**What to work on**
Wherever "title" shows up in the records below, copy the whole line.

(Record excerpts begins)

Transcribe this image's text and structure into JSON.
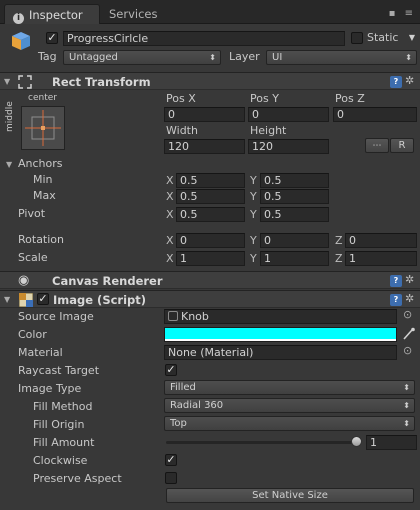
{
  "tabs": {
    "inspector": "Inspector",
    "services": "Services"
  },
  "object": {
    "name": "ProgressCirlcle",
    "active": true,
    "static_label": "Static",
    "static": false,
    "tag_label": "Tag",
    "tag_value": "Untagged",
    "layer_label": "Layer",
    "layer_value": "UI"
  },
  "rect_transform": {
    "title": "Rect Transform",
    "anchor_h": "center",
    "anchor_v": "middle",
    "headers": {
      "pos_x": "Pos X",
      "pos_y": "Pos Y",
      "pos_z": "Pos Z",
      "width": "Width",
      "height": "Height"
    },
    "pos_x": "0",
    "pos_y": "0",
    "pos_z": "0",
    "width": "120",
    "height": "120",
    "raw_label": "R",
    "anchors_label": "Anchors",
    "min_label": "Min",
    "min_x": "0.5",
    "min_y": "0.5",
    "max_label": "Max",
    "max_x": "0.5",
    "max_y": "0.5",
    "pivot_label": "Pivot",
    "pivot_x": "0.5",
    "pivot_y": "0.5",
    "rotation_label": "Rotation",
    "rot_x": "0",
    "rot_y": "0",
    "rot_z": "0",
    "scale_label": "Scale",
    "scale_x": "1",
    "scale_y": "1",
    "scale_z": "1",
    "axis_x": "X",
    "axis_y": "Y",
    "axis_z": "Z"
  },
  "canvas_renderer": {
    "title": "Canvas Renderer"
  },
  "image": {
    "title": "Image (Script)",
    "enabled": true,
    "source_image_label": "Source Image",
    "source_image": "Knob",
    "color_label": "Color",
    "color": "#00ffff",
    "material_label": "Material",
    "material": "None (Material)",
    "raycast_label": "Raycast Target",
    "raycast": true,
    "image_type_label": "Image Type",
    "image_type": "Filled",
    "fill_method_label": "Fill Method",
    "fill_method": "Radial 360",
    "fill_origin_label": "Fill Origin",
    "fill_origin": "Top",
    "fill_amount_label": "Fill Amount",
    "fill_amount": "1",
    "clockwise_label": "Clockwise",
    "clockwise": true,
    "preserve_label": "Preserve Aspect",
    "preserve": false,
    "native_size_label": "Set Native Size"
  },
  "glyphs": {
    "check": "✓",
    "dropdown_arrow": "⬍",
    "fold_open": "▼",
    "eye": "◉",
    "gear": "✲",
    "help": "?",
    "target": "⊙"
  }
}
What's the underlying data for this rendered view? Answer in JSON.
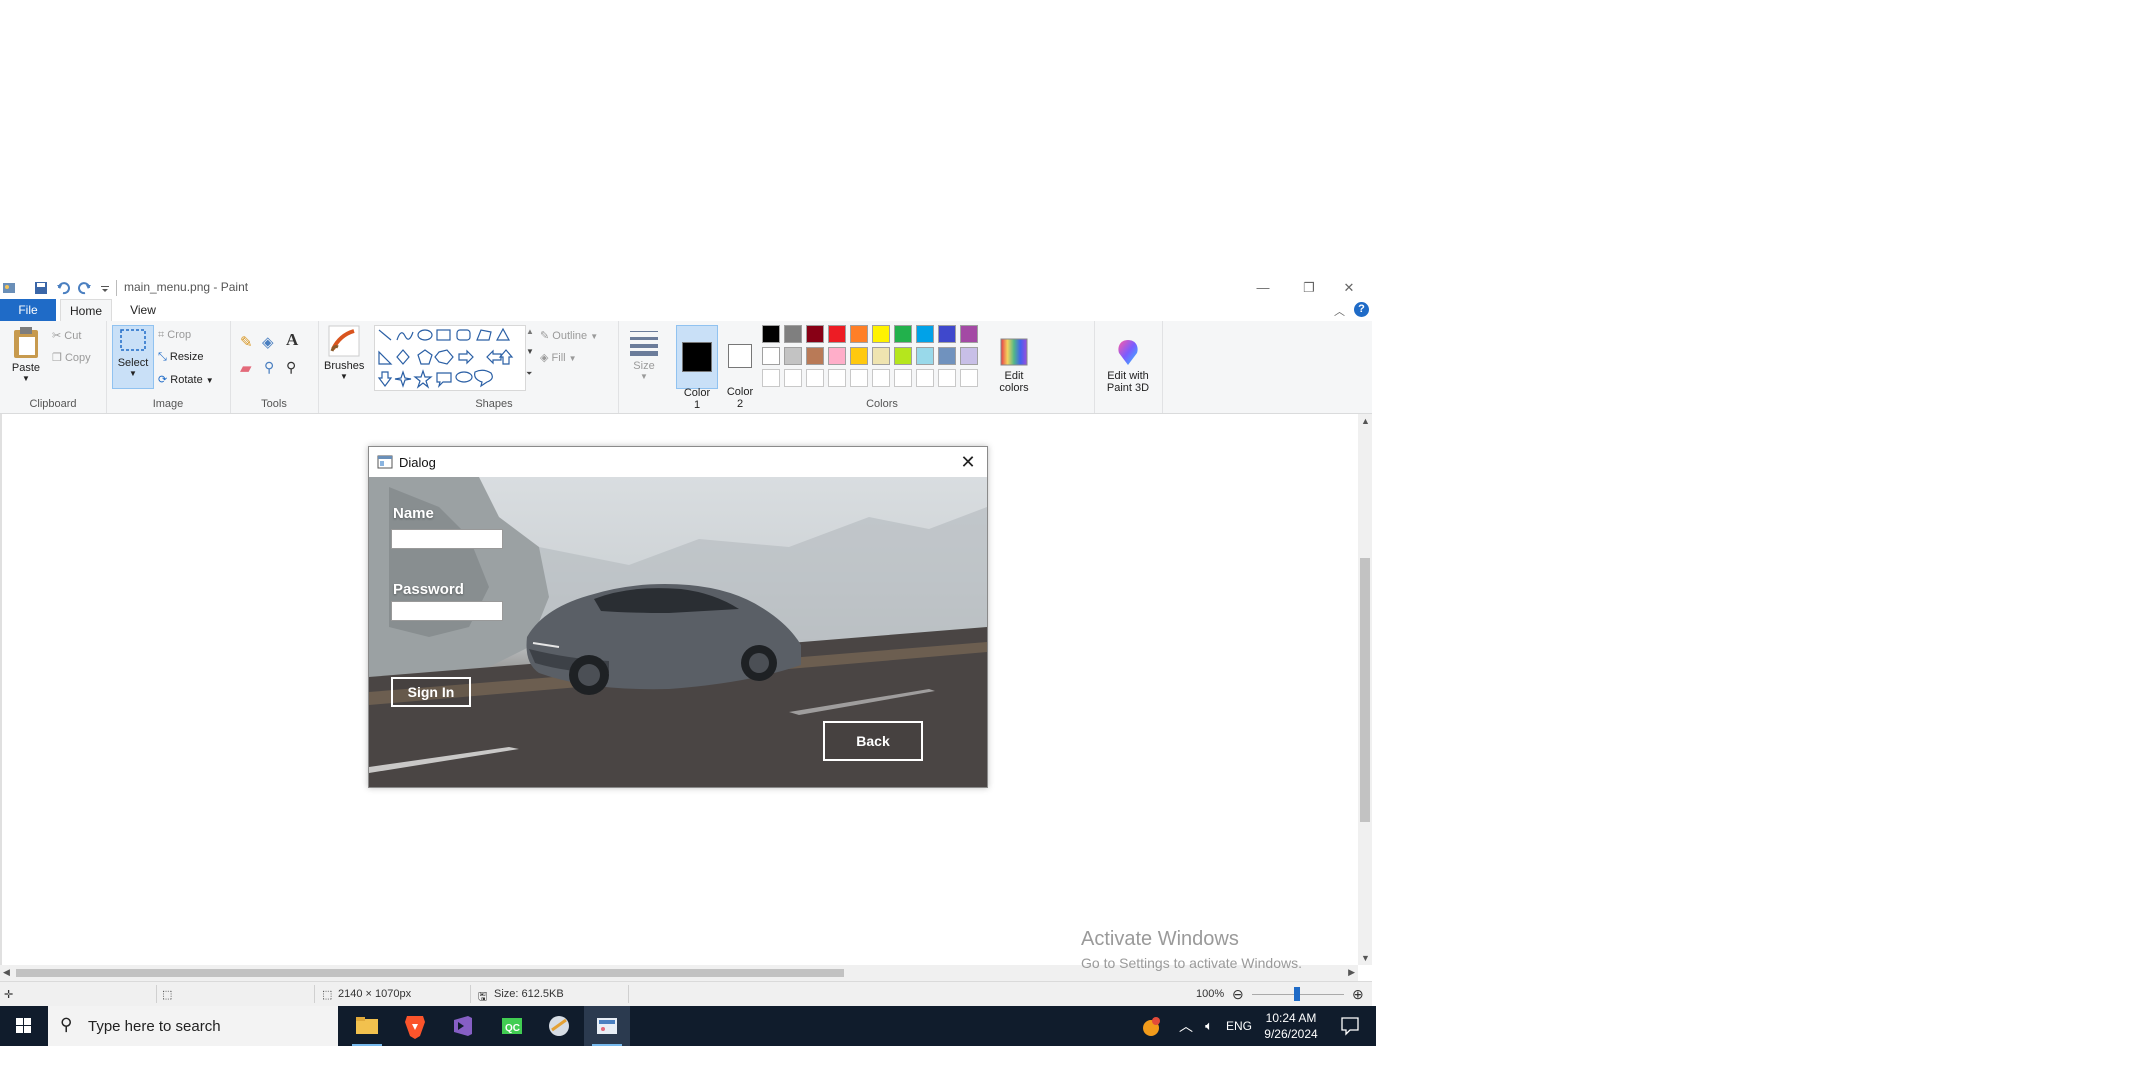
{
  "window": {
    "title": "main_menu.png - Paint",
    "controls": {
      "minimize": "—",
      "restore": "❐",
      "close": "✕"
    }
  },
  "tabs": {
    "file": "File",
    "home": "Home",
    "view": "View"
  },
  "ribbon": {
    "clipboard": {
      "paste": "Paste",
      "cut": "Cut",
      "copy": "Copy",
      "group_label": "Clipboard"
    },
    "image": {
      "select": "Select",
      "crop": "Crop",
      "resize": "Resize",
      "rotate": "Rotate",
      "group_label": "Image"
    },
    "tools": {
      "group_label": "Tools"
    },
    "brushes": {
      "label": "Brushes"
    },
    "shapes": {
      "outline": "Outline",
      "fill": "Fill",
      "group_label": "Shapes"
    },
    "size": {
      "label": "Size"
    },
    "colors": {
      "color1_label": "Color\n1",
      "color2_label": "Color\n2",
      "edit_colors": "Edit\ncolors",
      "group_label": "Colors",
      "row1": [
        "#000000",
        "#7f7f7f",
        "#880015",
        "#ed1c24",
        "#ff7f27",
        "#fff200",
        "#22b14c",
        "#00a2e8",
        "#3f48cc",
        "#a349a4"
      ],
      "row2": [
        "#ffffff",
        "#c3c3c3",
        "#b97a57",
        "#ffaec9",
        "#ffc90e",
        "#efe4b0",
        "#b5e61d",
        "#99d9ea",
        "#7092be",
        "#c8bfe7"
      ],
      "row3": [
        "#ffffff",
        "#ffffff",
        "#ffffff",
        "#ffffff",
        "#ffffff",
        "#ffffff",
        "#ffffff",
        "#ffffff",
        "#ffffff",
        "#ffffff"
      ],
      "color1": "#000000",
      "color2": "#ffffff"
    },
    "paint3d": {
      "label": "Edit with\nPaint 3D"
    }
  },
  "dialog": {
    "title": "Dialog",
    "name_label": "Name",
    "password_label": "Password",
    "signin_label": "Sign In",
    "back_label": "Back"
  },
  "status": {
    "dimensions": "2140 × 1070px",
    "size": "Size: 612.5KB",
    "zoom": "100%"
  },
  "watermark": {
    "line1": "Activate Windows",
    "line2": "Go to Settings to activate Windows."
  },
  "taskbar": {
    "search_placeholder": "Type here to search",
    "language": "ENG",
    "time": "10:24 AM",
    "date": "9/26/2024"
  }
}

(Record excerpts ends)

**Exercise output**
    "title": "Rect Transform",
    "title": "Canvas Renderer"
    "title": "Image (Script)",
    "title": "main_menu.png - Paint",
    "title": "Dialog",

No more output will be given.